In our Deep Green Editor's Choice section, we look at technology helping design green into today's new products.
As we continue to search for technologies that create greener places, we’ve turned up three things that can make an impact on a bigger scale than just a single product. This month, we’re highlighting a silicon architecture, software platform, and strategy for efficiently connecting homes using the wires already in them.
FPGAs starring MIPS32 soon
This announcement isn’t about a specific product, but it is welcome news for designers: Altera has chosen to license the MIPS32 architecture, which is the first time MIPS architecture processor cores have been in the FPGA channel. This gives designers another choice for performance with optimized power when looking at cores for FPGAs, and is a big win for MIPS Technologies.
According to Joseph Byrne, senior analyst for The Linley Group and coauthor of A Guide to CPU Cores and Processor IP, “MIPS Technologies’ processor cores have long been known for their high performance for a wide range of consumer multimedia, networking, and communications applications. The company’s technology is already an industry standard for ASICs used in these applications. By joining forces with Altera, a leader in the FPGA market, there is great potential for much more widespread adoption.”
Data from all over Grand Coulee
Let’s say you have 40,000 monitoring and control points in a Supervisory Control And Data Acquisition (SCADA) system with 30 generators and 50-60 Programmable Logic Controllers (PLCs) among other things on the network.

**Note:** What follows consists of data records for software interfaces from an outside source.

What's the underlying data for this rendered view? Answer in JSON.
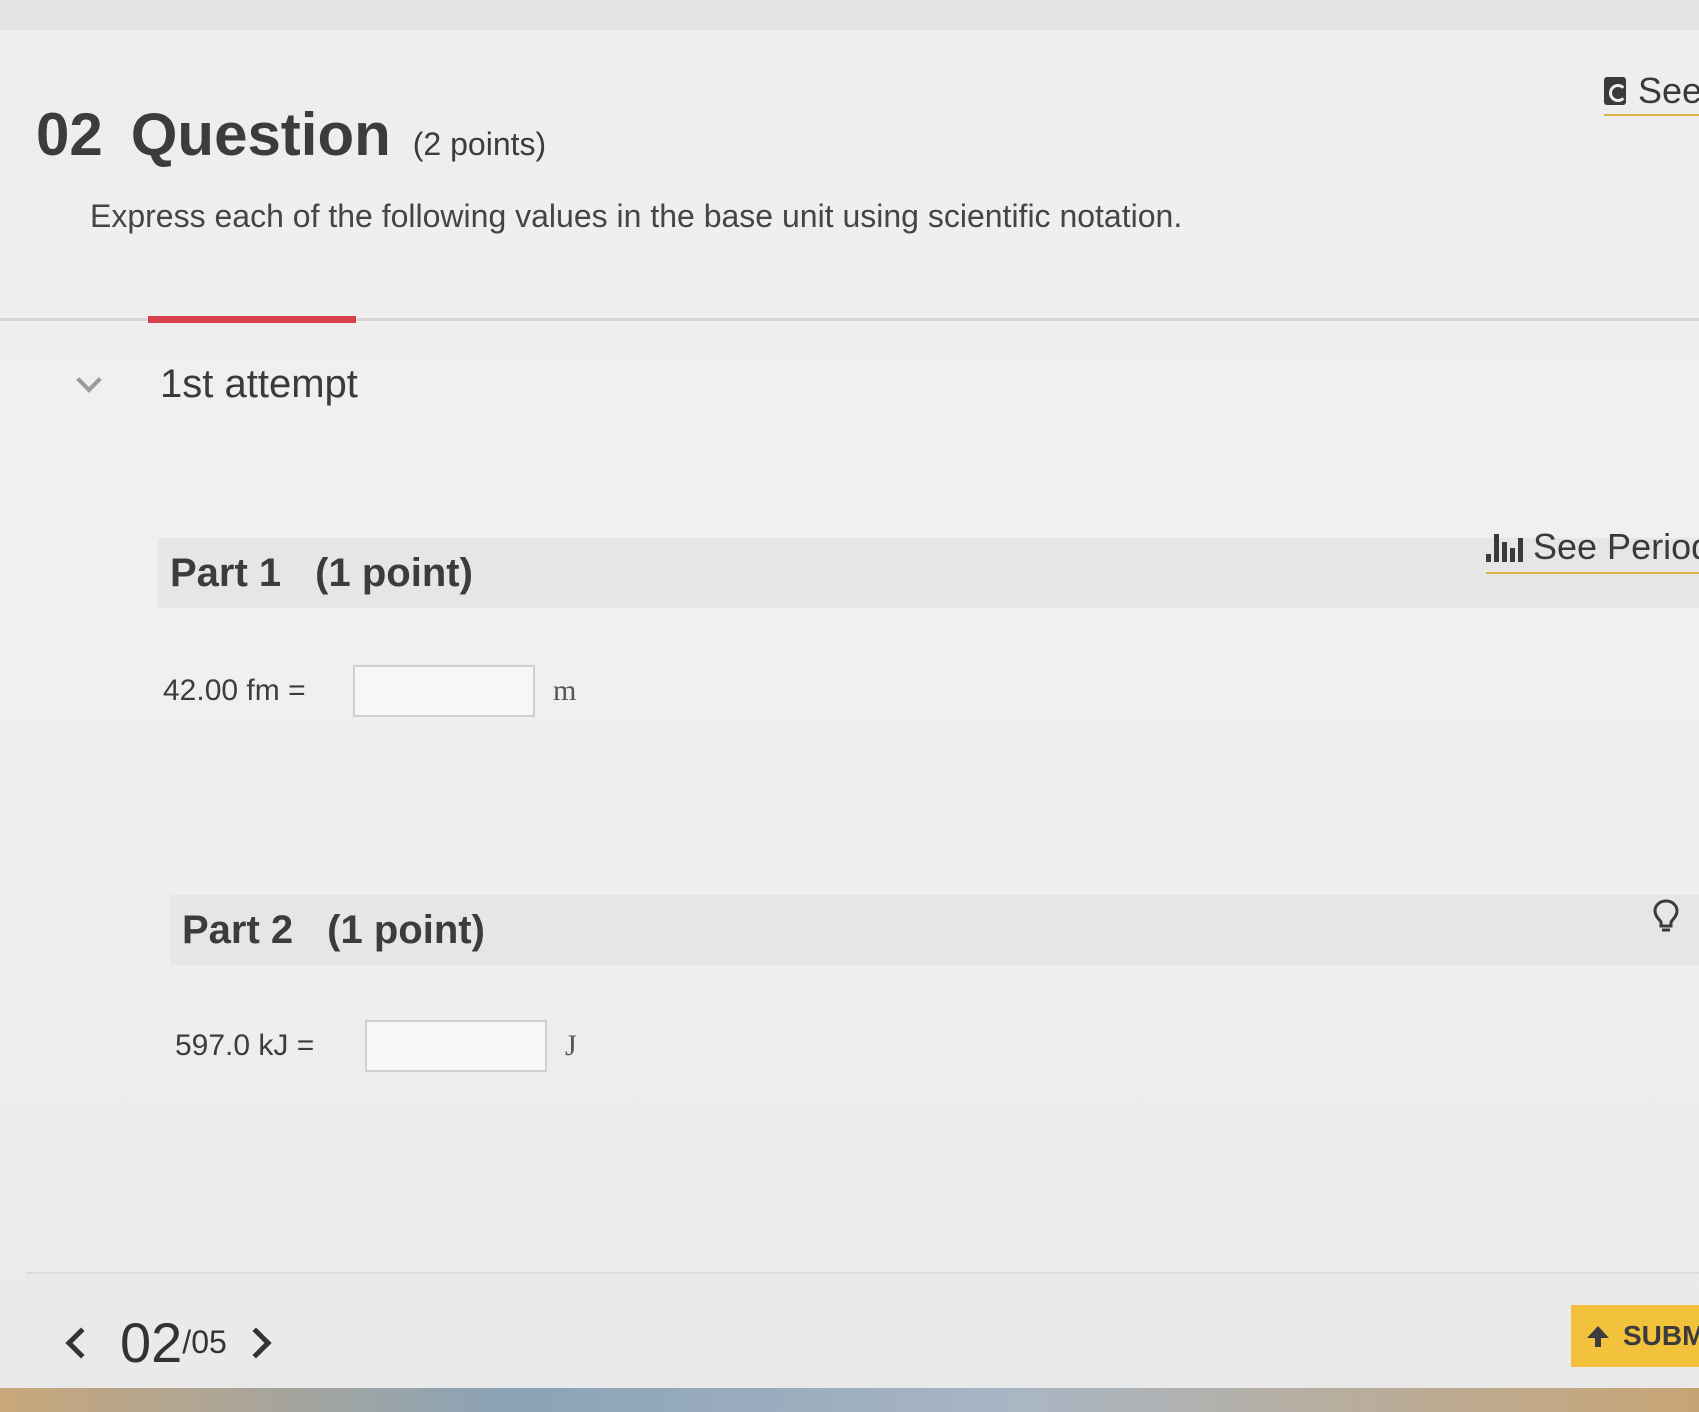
{
  "question": {
    "number": "02",
    "word": "Question",
    "points": "(2 points)",
    "instructions": "Express each of the following values in the base unit using scientific notation."
  },
  "header_links": {
    "ebook_label": "See"
  },
  "attempt": {
    "label": "1st attempt"
  },
  "parts": [
    {
      "title": "Part 1",
      "points": "(1 point)",
      "expression": "42.00 fm =",
      "answer_value": "",
      "unit": "m",
      "side_link": "See Periodi"
    },
    {
      "title": "Part 2",
      "points": "(1 point)",
      "expression": "597.0 kJ =",
      "answer_value": "",
      "unit": "J"
    }
  ],
  "pager": {
    "current": "02",
    "total": "/05"
  },
  "submit": {
    "label": "SUBM"
  },
  "colors": {
    "accent_red": "#d9424a",
    "submit_yellow": "#f2c23c",
    "link_underline": "#d9b24a"
  }
}
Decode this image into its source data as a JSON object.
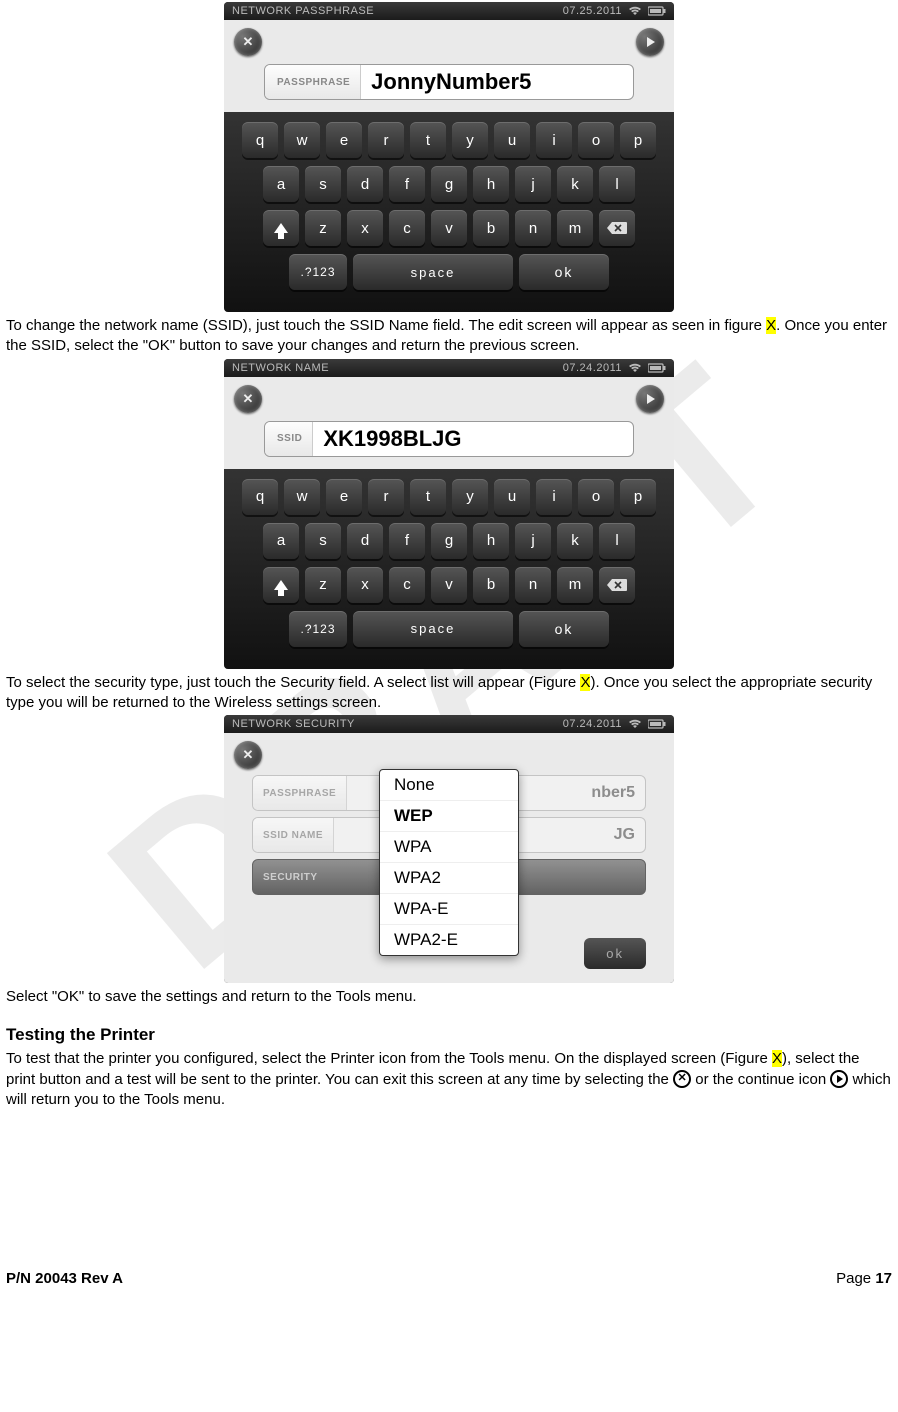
{
  "watermark": "DRAFT",
  "screen1": {
    "title": "NETWORK PASSPHRASE",
    "date": "07.25.2011",
    "field_label": "PASSPHRASE",
    "field_value": "JonnyNumber5",
    "rows": {
      "r1": [
        "q",
        "w",
        "e",
        "r",
        "t",
        "y",
        "u",
        "i",
        "o",
        "p"
      ],
      "r2": [
        "a",
        "s",
        "d",
        "f",
        "g",
        "h",
        "j",
        "k",
        "l"
      ],
      "r3": [
        "z",
        "x",
        "c",
        "v",
        "b",
        "n",
        "m"
      ]
    },
    "numkey": ".?123",
    "space": "space",
    "ok": "ok"
  },
  "para1": {
    "t1": "To change the network name (SSID), just touch the SSID Name field.  The edit screen will appear as seen in figure ",
    "x": "X",
    "t2": ".  Once you enter the SSID, select the \"OK\" button to save your changes and return the previous screen."
  },
  "screen2": {
    "title": "NETWORK NAME",
    "date": "07.24.2011",
    "field_label": "SSID",
    "field_value": "XK1998BLJG",
    "rows": {
      "r1": [
        "q",
        "w",
        "e",
        "r",
        "t",
        "y",
        "u",
        "i",
        "o",
        "p"
      ],
      "r2": [
        "a",
        "s",
        "d",
        "f",
        "g",
        "h",
        "j",
        "k",
        "l"
      ],
      "r3": [
        "z",
        "x",
        "c",
        "v",
        "b",
        "n",
        "m"
      ]
    },
    "numkey": ".?123",
    "space": "space",
    "ok": "ok"
  },
  "para2": {
    "t1": "To select the security type, just touch the Security field.  A select list will appear (Figure ",
    "x": "X",
    "t2": ").  Once you select the appropriate security type you will be returned to the Wireless settings screen."
  },
  "screen3": {
    "title": "NETWORK SECURITY",
    "date": "07.24.2011",
    "rows": {
      "passphrase_label": "PASSPHRASE",
      "passphrase_value": "nber5",
      "ssid_label": "SSID NAME",
      "ssid_value": "JG",
      "security_label": "SECURITY"
    },
    "options": [
      "None",
      "WEP",
      "WPA",
      "WPA2",
      "WPA-E",
      "WPA2-E"
    ],
    "selected": "WEP",
    "ok": "ok"
  },
  "para3": "Select \"OK\" to save the settings and return to the Tools menu.",
  "heading_test": "Testing the Printer",
  "para4": {
    "t1": "To test that the printer you configured, select the Printer icon from the Tools menu.  On the displayed screen (Figure ",
    "x": "X",
    "t2": "), select the print button and a test will be sent to the printer.  You can exit this screen at any time by selecting the ",
    "t3": " or the continue icon ",
    "t4": " which will return you to the Tools menu."
  },
  "footer": {
    "left": "P/N 20043 Rev A",
    "right_label": "Page ",
    "page": "17"
  }
}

The incoming data picks up power metrics, temperatures, oil levels, vibration sensors, output waveforms, and more. It’d be nice if all that data were on one protocol in real time, available instantly without single points of failure.
This is the problem the U.S. Army Corps of Engineers is facing right now at the Grand Coulee Dam, and provides the reason behind their choice of Real-Time Innovations’ (RTI’s) Data Distribution Service (DDS) as the solution. Dave Brown, project manager and system architect for the U.S. Army Corps of Engineers, remarked, “We selected RTI after a comprehensive evaluation of DDS solutions. We liked RTI’s architecture because it eliminates all single points of failure. If a shared daemon fails, it impacts many critical applications. With RTI’s purely in-process solution, there is no dependence on shared services. We will be able to implement N-way redundancy for all critical subsystems.” This makes RTI’s DDS software a pick for us, too.
G.hn: More support, silicon on the way
Because almost every home is wired, strategies for home networking based on coax, phone, and power lines shouldn’t be overlooked.
The HomeGrid Forum’s G.hn standard has been gaining ground fast, with both National Institute of Standards and Technology approval for smart grid apps and United Nations International Telecommunication Union (ITU-T) ratification coming within the last month. “G.hn is a technology that gives new use to cabling that most people already have in their homes,” said Malcolm Johnson, director of ITU’s Telecommunication Standardization Bureau. “The array of applications that it has the potential to enable, including energy-efficient smart appliances, home automation, and telemedicine devices, is remarkable. The sheer weight of industry support behind this innovation is testament to the extraordinary potential of this standard to transform home networking.”
In a related breaking story, two of the main supporters of the HomeGrid Forum and G.hn have agreed to merge, with Sigma Designs acquiring CopperGate Communications. Sigma provides media processors for the digital home, and adding CopperGate’s home networking technology should make their portfolio more interesting. G.hn-compliant silicon should appear in 2010.